== Segment start ==

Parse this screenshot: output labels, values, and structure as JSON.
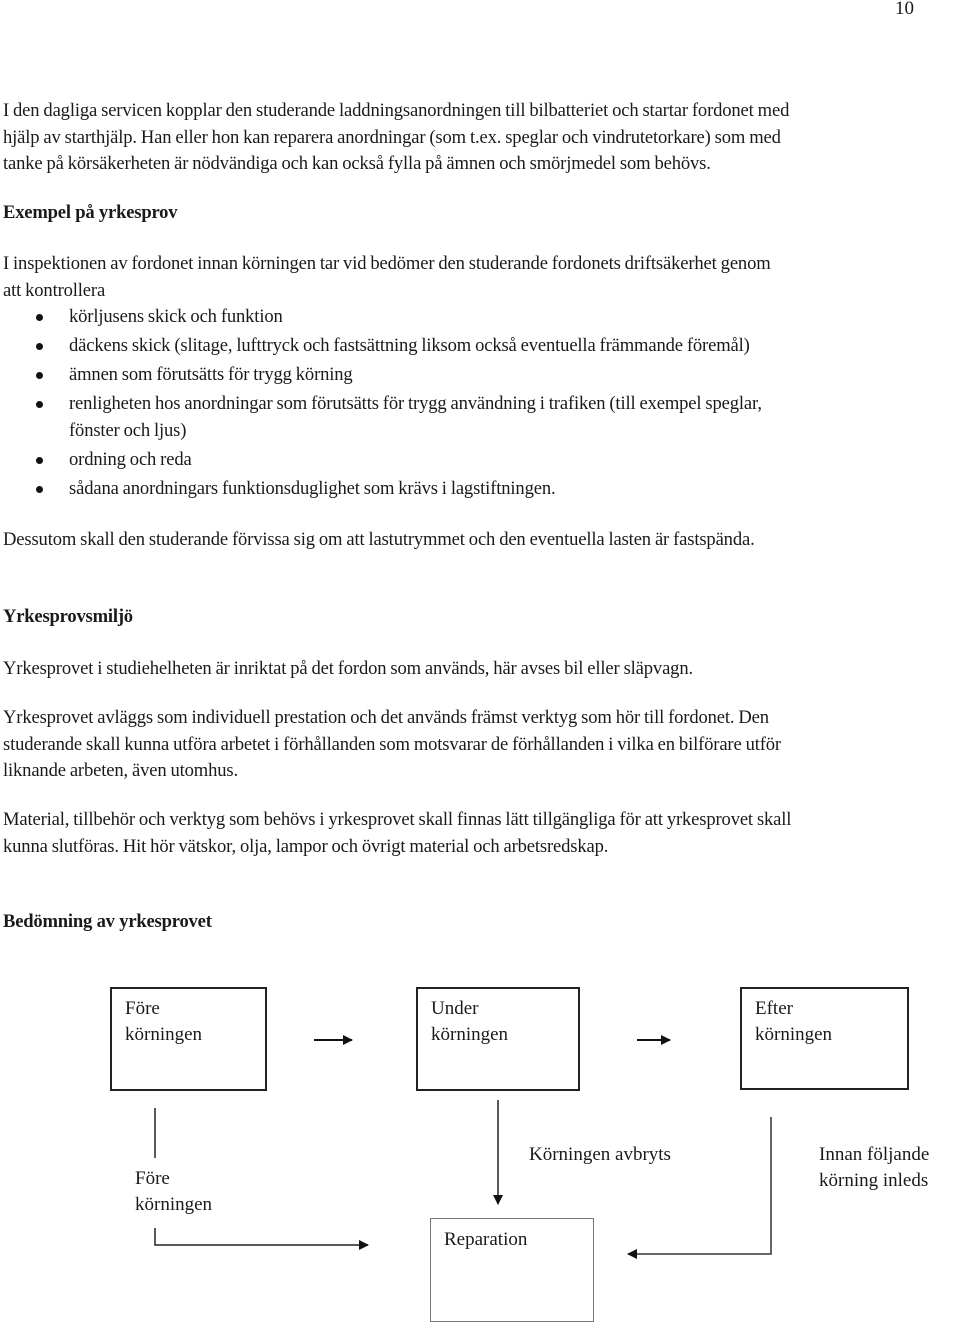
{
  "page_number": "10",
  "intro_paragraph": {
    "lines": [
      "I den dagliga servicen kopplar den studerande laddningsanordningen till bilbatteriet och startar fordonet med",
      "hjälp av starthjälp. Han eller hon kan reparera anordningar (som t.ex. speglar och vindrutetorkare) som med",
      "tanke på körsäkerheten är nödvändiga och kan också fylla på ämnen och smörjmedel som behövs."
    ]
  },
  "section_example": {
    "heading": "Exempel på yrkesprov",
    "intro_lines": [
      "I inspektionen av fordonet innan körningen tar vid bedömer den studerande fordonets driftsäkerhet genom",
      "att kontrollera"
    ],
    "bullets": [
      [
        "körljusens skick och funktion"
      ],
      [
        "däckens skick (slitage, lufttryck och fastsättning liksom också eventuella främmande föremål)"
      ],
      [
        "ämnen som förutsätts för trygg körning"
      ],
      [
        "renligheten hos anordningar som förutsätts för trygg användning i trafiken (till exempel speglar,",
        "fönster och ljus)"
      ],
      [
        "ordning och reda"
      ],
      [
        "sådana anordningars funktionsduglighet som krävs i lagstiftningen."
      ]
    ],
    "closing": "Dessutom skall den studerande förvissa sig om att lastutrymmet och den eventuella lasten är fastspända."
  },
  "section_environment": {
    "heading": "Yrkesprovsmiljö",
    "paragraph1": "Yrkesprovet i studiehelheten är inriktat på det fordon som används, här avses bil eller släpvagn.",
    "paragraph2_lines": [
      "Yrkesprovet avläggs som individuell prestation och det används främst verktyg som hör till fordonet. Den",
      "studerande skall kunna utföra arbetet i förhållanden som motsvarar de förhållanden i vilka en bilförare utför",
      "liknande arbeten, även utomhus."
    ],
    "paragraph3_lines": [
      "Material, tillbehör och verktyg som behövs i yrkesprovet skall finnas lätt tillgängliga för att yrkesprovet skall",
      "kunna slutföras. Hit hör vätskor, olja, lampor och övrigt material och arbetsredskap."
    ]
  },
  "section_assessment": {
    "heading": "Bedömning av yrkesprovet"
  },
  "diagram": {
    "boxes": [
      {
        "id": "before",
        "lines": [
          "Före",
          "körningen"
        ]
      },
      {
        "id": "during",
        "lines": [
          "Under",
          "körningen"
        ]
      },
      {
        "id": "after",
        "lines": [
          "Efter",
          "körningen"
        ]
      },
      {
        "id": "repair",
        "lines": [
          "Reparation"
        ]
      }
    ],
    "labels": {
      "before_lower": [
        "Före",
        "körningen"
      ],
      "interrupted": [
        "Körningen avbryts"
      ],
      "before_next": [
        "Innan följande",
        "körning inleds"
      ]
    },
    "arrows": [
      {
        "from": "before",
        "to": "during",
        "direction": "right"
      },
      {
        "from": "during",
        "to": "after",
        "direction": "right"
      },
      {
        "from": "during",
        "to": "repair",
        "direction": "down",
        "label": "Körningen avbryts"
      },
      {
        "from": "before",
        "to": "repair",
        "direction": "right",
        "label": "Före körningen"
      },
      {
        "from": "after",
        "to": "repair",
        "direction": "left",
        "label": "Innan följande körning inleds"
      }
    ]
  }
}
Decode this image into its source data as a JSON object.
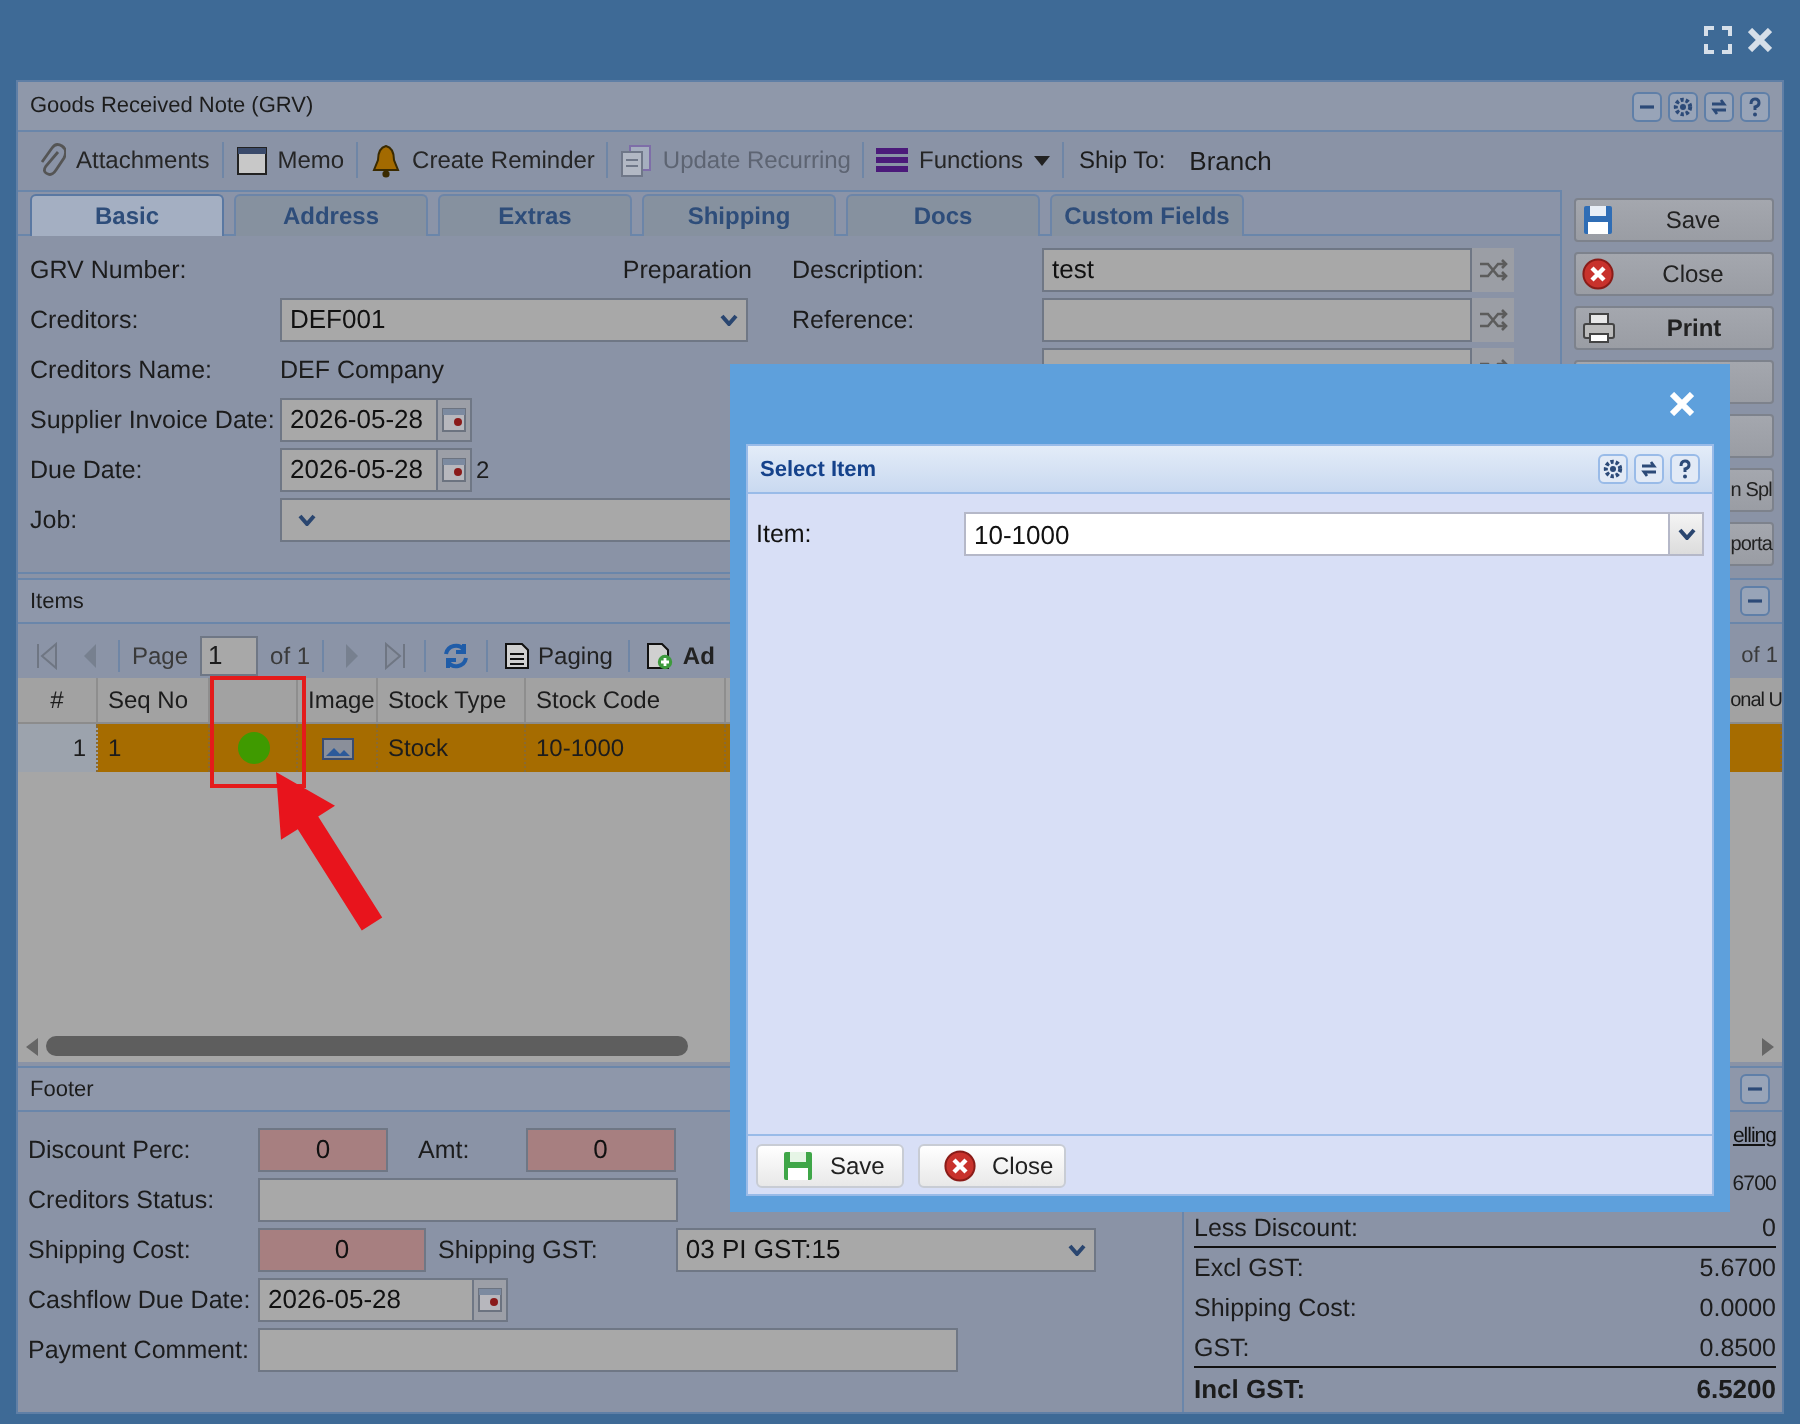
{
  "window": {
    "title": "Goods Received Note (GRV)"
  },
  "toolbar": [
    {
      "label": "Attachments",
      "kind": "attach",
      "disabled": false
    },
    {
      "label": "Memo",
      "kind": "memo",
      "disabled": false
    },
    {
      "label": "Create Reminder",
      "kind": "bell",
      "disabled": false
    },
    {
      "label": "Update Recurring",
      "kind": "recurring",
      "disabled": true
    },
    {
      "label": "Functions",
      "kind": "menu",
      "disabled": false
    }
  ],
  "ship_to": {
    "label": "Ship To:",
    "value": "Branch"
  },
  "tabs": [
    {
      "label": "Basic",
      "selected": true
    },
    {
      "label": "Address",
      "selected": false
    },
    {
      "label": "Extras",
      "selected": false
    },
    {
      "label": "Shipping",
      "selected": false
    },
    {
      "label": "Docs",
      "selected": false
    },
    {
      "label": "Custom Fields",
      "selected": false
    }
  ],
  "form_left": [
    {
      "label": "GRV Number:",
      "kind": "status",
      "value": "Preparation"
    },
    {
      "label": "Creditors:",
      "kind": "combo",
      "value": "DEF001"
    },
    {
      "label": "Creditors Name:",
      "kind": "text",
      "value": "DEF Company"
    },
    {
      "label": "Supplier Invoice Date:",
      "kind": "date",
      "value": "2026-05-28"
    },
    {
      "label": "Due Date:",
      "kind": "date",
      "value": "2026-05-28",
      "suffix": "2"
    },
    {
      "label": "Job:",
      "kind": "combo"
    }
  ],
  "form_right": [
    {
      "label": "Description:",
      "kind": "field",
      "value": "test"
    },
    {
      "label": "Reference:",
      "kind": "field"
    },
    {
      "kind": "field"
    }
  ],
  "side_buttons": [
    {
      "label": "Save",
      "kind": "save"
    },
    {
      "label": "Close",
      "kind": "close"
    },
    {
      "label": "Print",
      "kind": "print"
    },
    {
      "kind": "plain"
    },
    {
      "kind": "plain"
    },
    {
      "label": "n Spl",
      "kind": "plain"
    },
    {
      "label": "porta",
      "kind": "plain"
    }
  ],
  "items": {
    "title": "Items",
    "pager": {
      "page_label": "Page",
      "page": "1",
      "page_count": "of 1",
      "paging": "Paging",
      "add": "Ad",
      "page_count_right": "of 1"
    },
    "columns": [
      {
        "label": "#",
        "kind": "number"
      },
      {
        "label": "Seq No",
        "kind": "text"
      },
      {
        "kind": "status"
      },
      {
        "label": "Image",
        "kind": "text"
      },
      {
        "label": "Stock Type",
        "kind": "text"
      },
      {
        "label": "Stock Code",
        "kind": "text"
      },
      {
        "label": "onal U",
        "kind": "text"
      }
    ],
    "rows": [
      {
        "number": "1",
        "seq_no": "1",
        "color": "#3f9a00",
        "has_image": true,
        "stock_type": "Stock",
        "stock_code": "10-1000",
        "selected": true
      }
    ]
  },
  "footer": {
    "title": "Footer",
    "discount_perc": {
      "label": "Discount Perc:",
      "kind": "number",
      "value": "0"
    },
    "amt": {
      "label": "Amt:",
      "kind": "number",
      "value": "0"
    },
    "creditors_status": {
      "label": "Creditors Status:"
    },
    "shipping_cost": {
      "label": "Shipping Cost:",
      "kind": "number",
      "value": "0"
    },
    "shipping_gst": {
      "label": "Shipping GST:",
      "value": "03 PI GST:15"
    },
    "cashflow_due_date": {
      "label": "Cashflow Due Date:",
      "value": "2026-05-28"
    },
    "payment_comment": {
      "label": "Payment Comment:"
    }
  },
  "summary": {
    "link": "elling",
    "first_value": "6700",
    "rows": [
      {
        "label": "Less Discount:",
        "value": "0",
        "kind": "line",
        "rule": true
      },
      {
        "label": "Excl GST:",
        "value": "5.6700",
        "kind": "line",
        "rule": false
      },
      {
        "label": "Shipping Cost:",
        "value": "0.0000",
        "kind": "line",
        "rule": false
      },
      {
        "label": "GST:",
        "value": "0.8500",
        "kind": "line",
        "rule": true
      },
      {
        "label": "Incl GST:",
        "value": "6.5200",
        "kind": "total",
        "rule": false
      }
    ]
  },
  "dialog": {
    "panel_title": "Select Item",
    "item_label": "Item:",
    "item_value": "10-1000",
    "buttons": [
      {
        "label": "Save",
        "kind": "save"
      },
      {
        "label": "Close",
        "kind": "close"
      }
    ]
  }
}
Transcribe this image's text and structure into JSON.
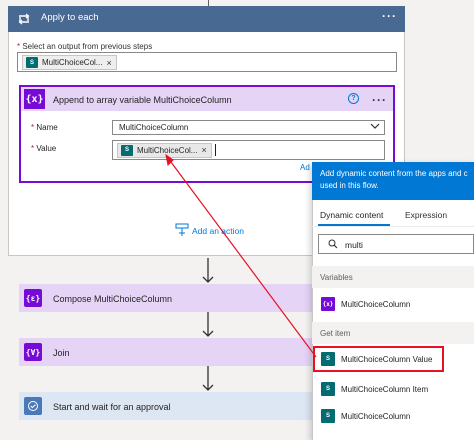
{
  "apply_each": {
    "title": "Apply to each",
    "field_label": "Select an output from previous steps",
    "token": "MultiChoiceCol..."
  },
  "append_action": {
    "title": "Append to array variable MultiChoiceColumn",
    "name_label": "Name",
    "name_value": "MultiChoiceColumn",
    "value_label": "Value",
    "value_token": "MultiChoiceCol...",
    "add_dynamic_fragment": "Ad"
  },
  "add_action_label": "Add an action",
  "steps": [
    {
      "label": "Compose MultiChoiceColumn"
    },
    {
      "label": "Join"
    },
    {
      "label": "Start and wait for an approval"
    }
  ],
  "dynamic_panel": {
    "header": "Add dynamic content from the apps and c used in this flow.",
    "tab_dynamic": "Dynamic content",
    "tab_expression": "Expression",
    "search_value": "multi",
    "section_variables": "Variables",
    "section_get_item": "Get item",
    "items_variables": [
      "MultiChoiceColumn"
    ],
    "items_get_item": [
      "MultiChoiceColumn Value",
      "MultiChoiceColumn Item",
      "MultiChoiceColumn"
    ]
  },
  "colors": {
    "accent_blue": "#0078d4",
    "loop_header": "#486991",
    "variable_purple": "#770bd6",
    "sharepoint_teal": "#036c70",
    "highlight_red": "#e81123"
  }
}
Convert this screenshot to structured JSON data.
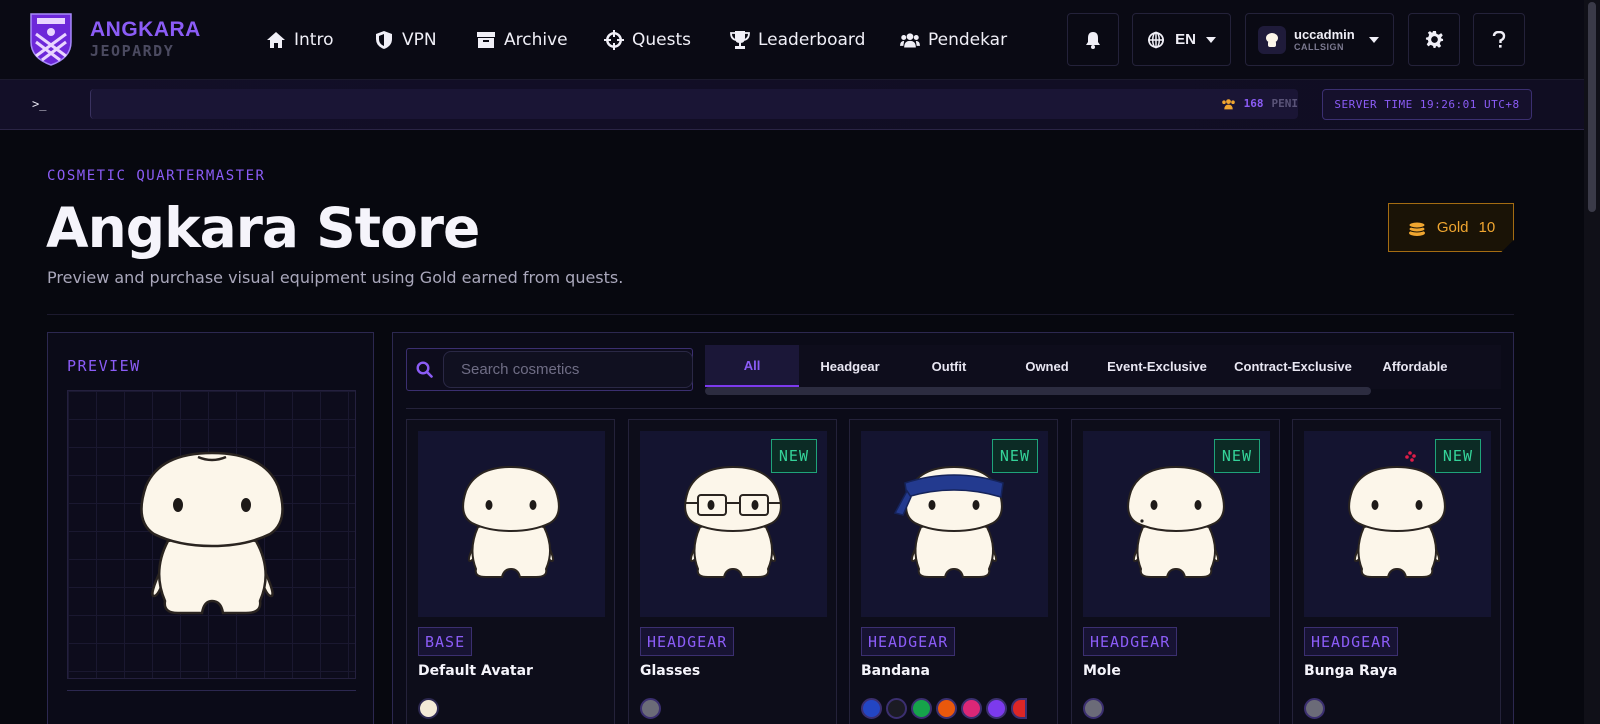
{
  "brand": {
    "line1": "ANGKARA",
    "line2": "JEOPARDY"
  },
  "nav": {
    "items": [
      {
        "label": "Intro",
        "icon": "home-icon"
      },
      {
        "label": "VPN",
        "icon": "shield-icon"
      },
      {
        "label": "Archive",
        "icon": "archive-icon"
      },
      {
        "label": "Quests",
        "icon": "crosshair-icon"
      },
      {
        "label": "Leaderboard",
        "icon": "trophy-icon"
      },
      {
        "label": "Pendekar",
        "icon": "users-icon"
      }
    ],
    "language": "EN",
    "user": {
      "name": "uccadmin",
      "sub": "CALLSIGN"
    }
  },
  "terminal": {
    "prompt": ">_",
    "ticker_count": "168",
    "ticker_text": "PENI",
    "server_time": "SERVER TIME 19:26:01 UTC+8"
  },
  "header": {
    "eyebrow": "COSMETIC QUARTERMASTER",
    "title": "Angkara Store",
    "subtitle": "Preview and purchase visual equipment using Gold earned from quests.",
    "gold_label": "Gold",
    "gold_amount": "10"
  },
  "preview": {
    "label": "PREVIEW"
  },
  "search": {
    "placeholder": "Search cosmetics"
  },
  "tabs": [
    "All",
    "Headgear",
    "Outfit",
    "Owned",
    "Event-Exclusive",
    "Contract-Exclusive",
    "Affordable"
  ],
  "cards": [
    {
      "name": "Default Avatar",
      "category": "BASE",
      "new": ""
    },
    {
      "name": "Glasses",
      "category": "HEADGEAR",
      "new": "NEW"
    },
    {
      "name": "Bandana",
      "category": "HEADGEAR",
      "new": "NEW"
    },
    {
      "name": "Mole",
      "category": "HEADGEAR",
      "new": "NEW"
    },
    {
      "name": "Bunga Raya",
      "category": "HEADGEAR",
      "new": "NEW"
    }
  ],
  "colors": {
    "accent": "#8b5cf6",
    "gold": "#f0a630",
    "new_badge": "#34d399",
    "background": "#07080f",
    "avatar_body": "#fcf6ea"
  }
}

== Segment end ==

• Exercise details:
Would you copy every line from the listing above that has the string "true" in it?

• Answer:
      "disabled": true
      "selected": true
        "has_image": true,
        "selected": true
        "rule": true
        "rule": true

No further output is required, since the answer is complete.